DCP senior planner Jonathan Keller said other details — such as a timeline and financing for the proposed school and public park planned for Gowanus Green —  would be determined later on, while the rezoning plan goes through the public land use review process known as ULURP (Uniform Land Use Review Procedure). 

The entire Gowanus rezoning plan spans 80 blocks bounded by Bond Street to the west, Baltic Street to the north, 4th Avenue to the east from Pacific Street to 15th Street and cutting off near the edge of the Southwest Brooklyn Industrial Business Zone. The city projects that the rezoning would trigger the creation of an estimated 8,200 new apartments by 2035.

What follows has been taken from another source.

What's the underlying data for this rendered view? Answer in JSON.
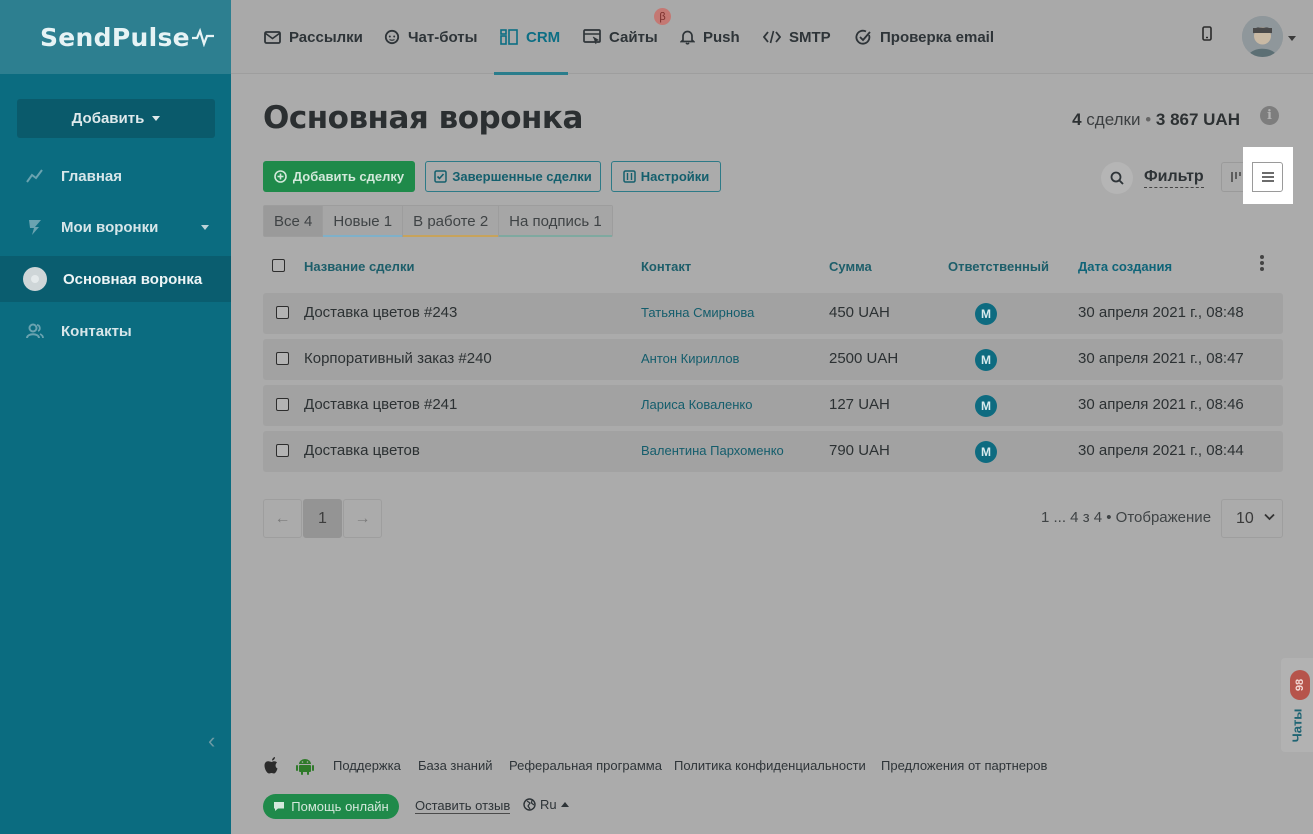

Gowanus is one of the last city-initiated rezoning under Mayor Bill de Blasio’s plan to rezone 15 city neighborhoods, an effort to create more density for both market-rate and affordable housing with  the goal of  300,000 housing units by 2026. The city has successfully approved seven rezonings: East New York in Brooklyn, Downtown Far Rockaway in Queens, Jerome Avenue in the Bronx, East Harlem and Inwood in Manhattan and the Bay Street Corridor in Staten Island. However, long-fought attempts to rezone parts of Southern Boulevard in the Bronx and Bushwick in Brooklyn fell apart over the past year.

In October, Deputy Mayor for Housing and Economic Development Vicki Been announced she expected the Uniform Land Use Review Procedure (ULURP), the city’s public land use review process, to be certified by January 2021.

After that, the plan will undergo a seven-month long public review process where it will be  examined and voted on by the City Planning Commission, the local community board, the borough president and finally the City Council.